Domingo Peas is from the Achuar nation of the Ecuadorian Amazon. Domingo has been working for more than twenty-five years as a leader of the Achuar nation and as a leader of CONFENIAE, the confederation of all indigenous people in Ecuador’s Amazon region.
As a child, Domingo had to leave his rainforest community and move to the city with his mother in order to go to school and get an education. Being away from his family and community was hard on him. And it instilled in him a determination to protect his culture and provide education and development opportunities in Achuar communities.
Along with his uncle, Domingo played a key role in 1991 in creating the first governing organization that united and represented all of the Achuar people in Ecuador. That organization, now known as NAE, helps defend their territory and ensure that their forests remain pristine. It also works to preserve Achuar culture and ensure their right to self-determination.

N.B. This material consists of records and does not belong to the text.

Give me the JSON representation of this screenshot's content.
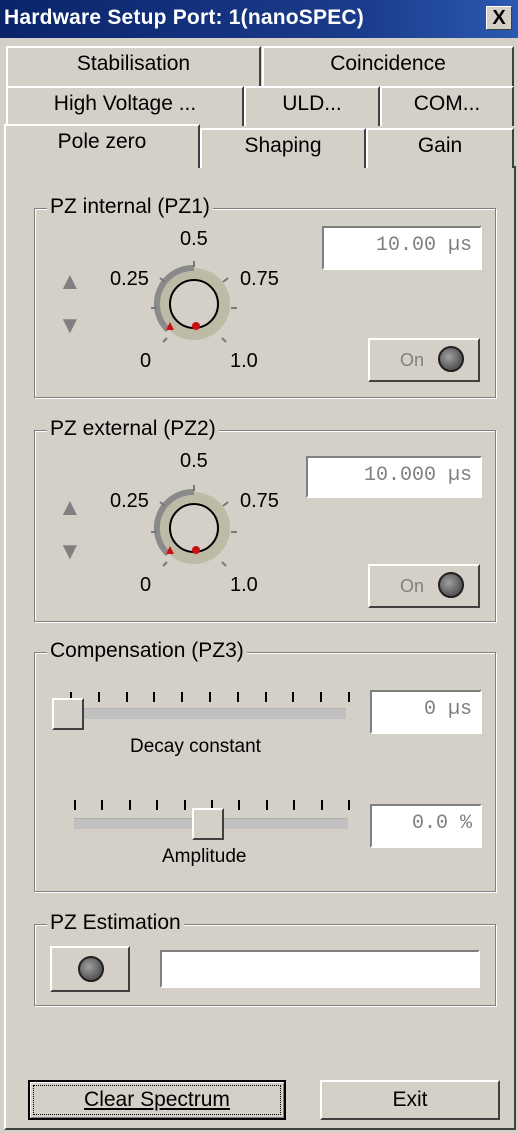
{
  "window": {
    "title": "Hardware Setup Port: 1(nanoSPEC)",
    "close_label": "X"
  },
  "tabs": {
    "row1": [
      "Stabilisation",
      "Coincidence"
    ],
    "row2": [
      "High Voltage ...",
      "ULD...",
      "COM..."
    ],
    "row3": [
      "Pole zero",
      "Shaping",
      "Gain"
    ],
    "active": "Pole zero"
  },
  "pz1": {
    "label": "PZ internal (PZ1)",
    "value": "10.00 µs",
    "dial": {
      "tick_0": "0",
      "tick_025": "0.25",
      "tick_05": "0.5",
      "tick_075": "0.75",
      "tick_1": "1.0"
    },
    "on_label": "On"
  },
  "pz2": {
    "label": "PZ external (PZ2)",
    "value": "10.000 µs",
    "dial": {
      "tick_0": "0",
      "tick_025": "0.25",
      "tick_05": "0.5",
      "tick_075": "0.75",
      "tick_1": "1.0"
    },
    "on_label": "On"
  },
  "pz3": {
    "label": "Compensation (PZ3)",
    "decay": {
      "label": "Decay constant",
      "value": "0 µs",
      "position": 0.0
    },
    "amplitude": {
      "label": "Amplitude",
      "value": "0.0 %",
      "position": 0.5
    }
  },
  "estimation": {
    "label": "PZ Estimation",
    "value": ""
  },
  "buttons": {
    "clear": "Clear Spectrum",
    "exit": "Exit"
  },
  "colors": {
    "title_bg": "#0a246a",
    "face": "#d4d0c8",
    "marker_red": "#cc1010"
  }
}
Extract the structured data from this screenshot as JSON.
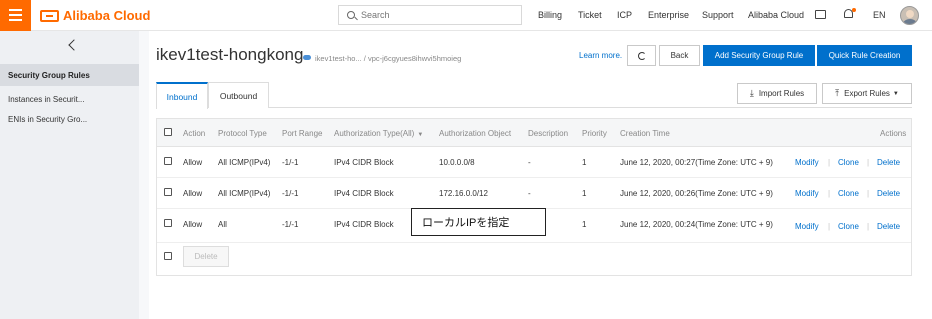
{
  "topbar": {
    "logo_text": "Alibaba Cloud",
    "search_placeholder": "Search",
    "nav": [
      "Billing",
      "Ticket",
      "ICP",
      "Enterprise",
      "Support",
      "Alibaba Cloud"
    ],
    "language": "EN",
    "accent_color": "#ff6a00"
  },
  "sidebar": {
    "items": [
      {
        "label": "Security Group Rules",
        "active": true
      },
      {
        "label": "Instances in Securit...",
        "active": false
      },
      {
        "label": "ENIs in Security Gro...",
        "active": false
      }
    ]
  },
  "header": {
    "title": "ikev1test-hongkong",
    "breadcrumb": "ikev1test-ho... / vpc-j6cgyues8ihwvi5hmoieg",
    "learn_more": "Learn more.",
    "back_label": "Back",
    "add_rule_label": "Add Security Group Rule",
    "quick_rule_label": "Quick Rule Creation",
    "primary_color": "#0070cc"
  },
  "tabs": {
    "inbound": "Inbound",
    "outbound": "Outbound",
    "import_label": "Import Rules",
    "export_label": "Export Rules"
  },
  "table": {
    "headers": {
      "action": "Action",
      "protocol": "Protocol Type",
      "port": "Port Range",
      "auth_type": "Authorization Type(All)",
      "auth_object": "Authorization Object",
      "description": "Description",
      "priority": "Priority",
      "created": "Creation Time",
      "actions": "Actions"
    },
    "rows": [
      {
        "action": "Allow",
        "protocol": "All ICMP(IPv4)",
        "port": "-1/-1",
        "auth_type": "IPv4 CIDR Block",
        "auth_object": "10.0.0.0/8",
        "description": "-",
        "priority": "1",
        "created": "June 12, 2020, 00:27(Time Zone: UTC + 9)"
      },
      {
        "action": "Allow",
        "protocol": "All ICMP(IPv4)",
        "port": "-1/-1",
        "auth_type": "IPv4 CIDR Block",
        "auth_object": "172.16.0.0/12",
        "description": "-",
        "priority": "1",
        "created": "June 12, 2020, 00:26(Time Zone: UTC + 9)"
      },
      {
        "action": "Allow",
        "protocol": "All",
        "port": "-1/-1",
        "auth_type": "IPv4 CIDR Block",
        "auth_object": "",
        "description": "-",
        "priority": "1",
        "created": "June 12, 2020, 00:24(Time Zone: UTC + 9)"
      }
    ],
    "row_actions": {
      "modify": "Modify",
      "clone": "Clone",
      "delete": "Delete",
      "separator": "|"
    },
    "delete_button": "Delete"
  },
  "callout": {
    "text": "ローカルIPを指定"
  }
}
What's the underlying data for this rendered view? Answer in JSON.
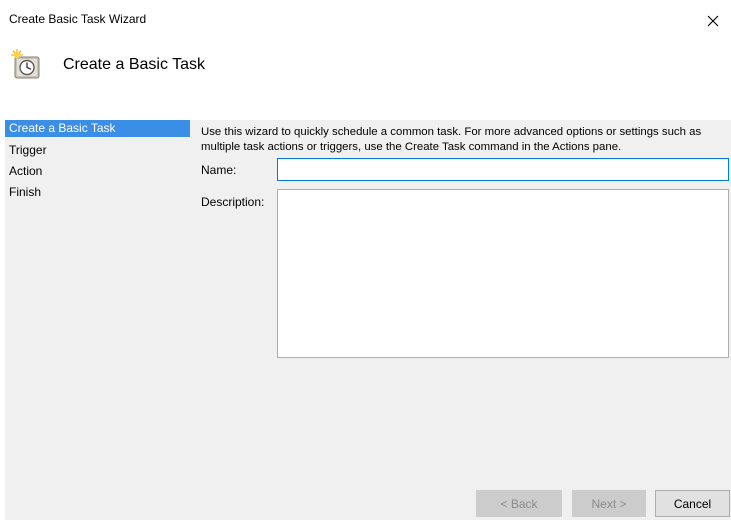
{
  "window": {
    "title": "Create Basic Task Wizard",
    "close_icon": "close-icon"
  },
  "header": {
    "title": "Create a Basic Task",
    "icon": "scheduled-task-clock-icon"
  },
  "sidebar": {
    "items": [
      {
        "label": "Create a Basic Task",
        "active": true
      },
      {
        "label": "Trigger",
        "active": false
      },
      {
        "label": "Action",
        "active": false
      },
      {
        "label": "Finish",
        "active": false
      }
    ]
  },
  "main": {
    "intro": "Use this wizard to quickly schedule a common task.  For more advanced options or settings such as multiple task actions or triggers, use the Create Task command in the Actions pane.",
    "name_label": "Name:",
    "name_value": "",
    "description_label": "Description:",
    "description_value": ""
  },
  "buttons": {
    "back": "< Back",
    "next": "Next >",
    "cancel": "Cancel"
  },
  "colors": {
    "accent": "#3a8ee6",
    "focus_border": "#0078d7",
    "panel_background": "#f0f0f0",
    "disabled_button": "#cccccc"
  }
}
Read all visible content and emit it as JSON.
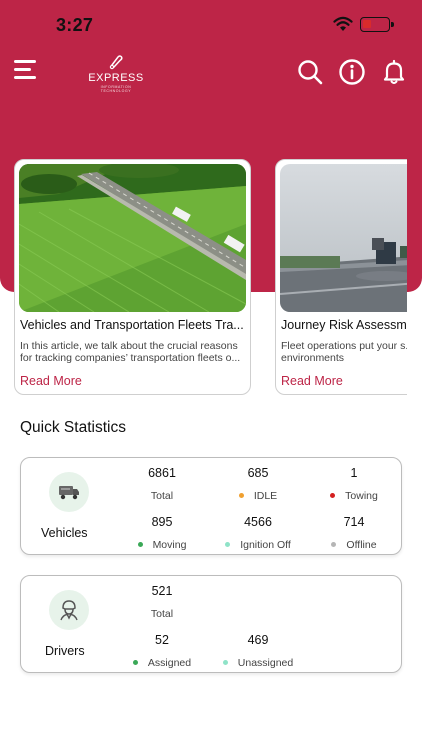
{
  "status": {
    "time": "3:27"
  },
  "header": {
    "logo": {
      "text": "EXPRESS",
      "subtext": "INFORMATION TECHNOLOGY"
    },
    "icons": [
      "menu-icon",
      "search-icon",
      "info-icon",
      "bell-icon"
    ]
  },
  "articles": [
    {
      "title": "Vehicles and Transportation Fleets Tra...",
      "description": "In this article, we talk about the crucial reasons for tracking companies’ transportation fleets o...",
      "link": "Read More"
    },
    {
      "title": "Journey Risk Assessme...",
      "description": "Fleet operations put your s... the dynamic environments",
      "link": "Read More"
    }
  ],
  "quick_stats": {
    "title": "Quick Statistics",
    "vehicles": {
      "label": "Vehicles",
      "metrics": [
        {
          "value": "6861",
          "label": "Total",
          "dot": ""
        },
        {
          "value": "685",
          "label": "IDLE",
          "dot": "#f0a030"
        },
        {
          "value": "1",
          "label": "Towing",
          "dot": "#d42020"
        },
        {
          "value": "895",
          "label": "Moving",
          "dot": "#3aa857"
        },
        {
          "value": "4566",
          "label": "Ignition Off",
          "dot": "#8fe3c8"
        },
        {
          "value": "714",
          "label": "Offline",
          "dot": "#b5b5b5"
        }
      ]
    },
    "drivers": {
      "label": "Drivers",
      "metrics": [
        {
          "value": "521",
          "label": "Total",
          "dot": ""
        },
        {
          "value": "52",
          "label": "Assigned",
          "dot": "#3aa857"
        },
        {
          "value": "469",
          "label": "Unassigned",
          "dot": "#8fe3c8"
        }
      ]
    }
  },
  "colors": {
    "brand": "#bd2547",
    "avatar_bg": "#e7f3ea"
  }
}
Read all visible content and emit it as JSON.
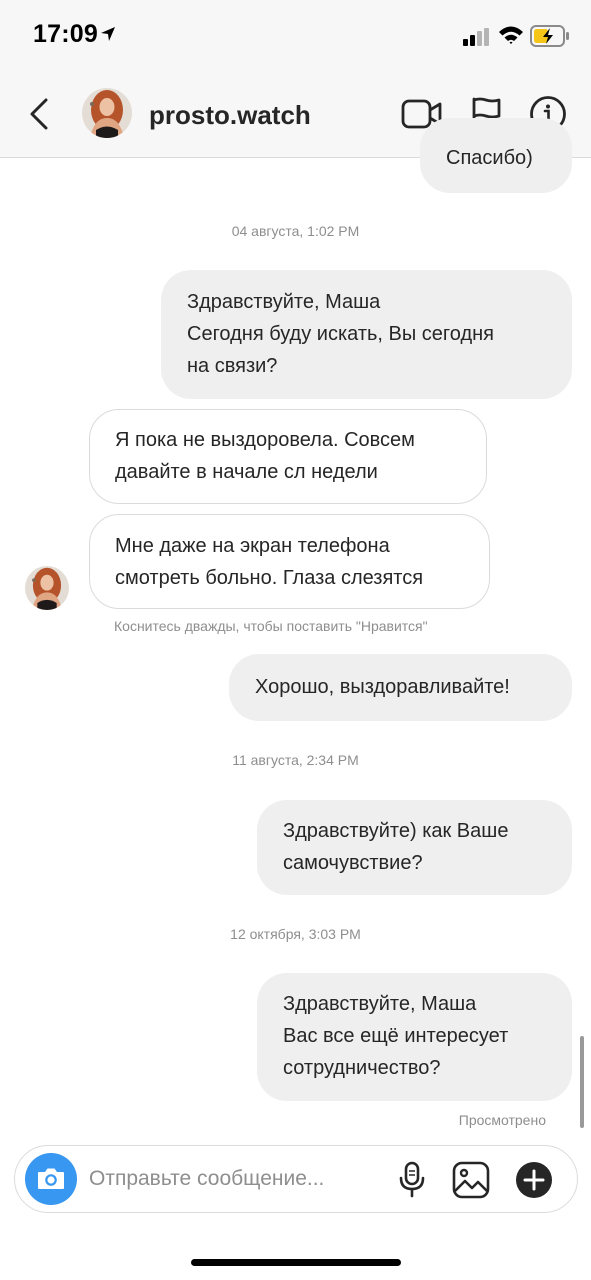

Domingo learned from his father the importance of making alliances, as that was needed to deal with the internal conflicts and wars of the past. Domingo saw that in order to protect their rainforest and culture, the Achuar would need to make alliances with the outside world. This was the realization that opened the way for the partnership with Pachamama Alliance.
The partnership with Pachamama Alliance started in 1995. Domingo says, “Co-founder Bill Twist became a true friend of the Achuar, and with his team, has created an international connection between the rainforest and the outside world. Before that, the indigenous communities were very closed, now they have opened to the world and have national and international visibility.”
Domingo says that he and the Achuar people feel strengthened by their partnership with Pachamama Alliance and by being a part of a global community of change-makers all working toward the same vision.
Pachamama Alliance has since supported Domingo in many projects in Achuar territory. Domingo helped to create schools inside Achuar communities with books and materials in the Achuar language so they wouldn’t have to travel to outside cities where they could lose their culture and language. Since having Achuar schools, Domingo says he sees that young people value their culture more and see the importance of preserving the rainforest.
Domingo has also worked with others in his community of Sharamentsa to implement sustainable development projects such as a water purification system, solar panels, and an ecolodge and tourism project. The Sharamentsa ecolodge is one of the first projects recognized by Ecuador’s Ministry of Tourism as an official Community Tourism Center.
Now, Domingo is playing a leading role in the collaborative effort to permanently protect the Sacred Headwaters region of the Amazon rainforest, which spans Achuar and other indigenous territories in Eastern Ecuador and Northern Peru.
Domingo has had many opportunities to travel globally as a representative and ambassador for his people. He has seen the effects of the modern world’s culture of more, and hopes that this culture can be shifted. “It’s time to think of the common good,” he says. “I hope that in the future, people will work in harmony and understand the importance of the forest and river basins that give life.”
“We should manage our ecosystem and economy, looking for sustainable methods of development. We should be sensitive, generous, and in solidarity. We are not just passengers on Earth. We are custodians and should create a great history so no one could blame us for what we have done.”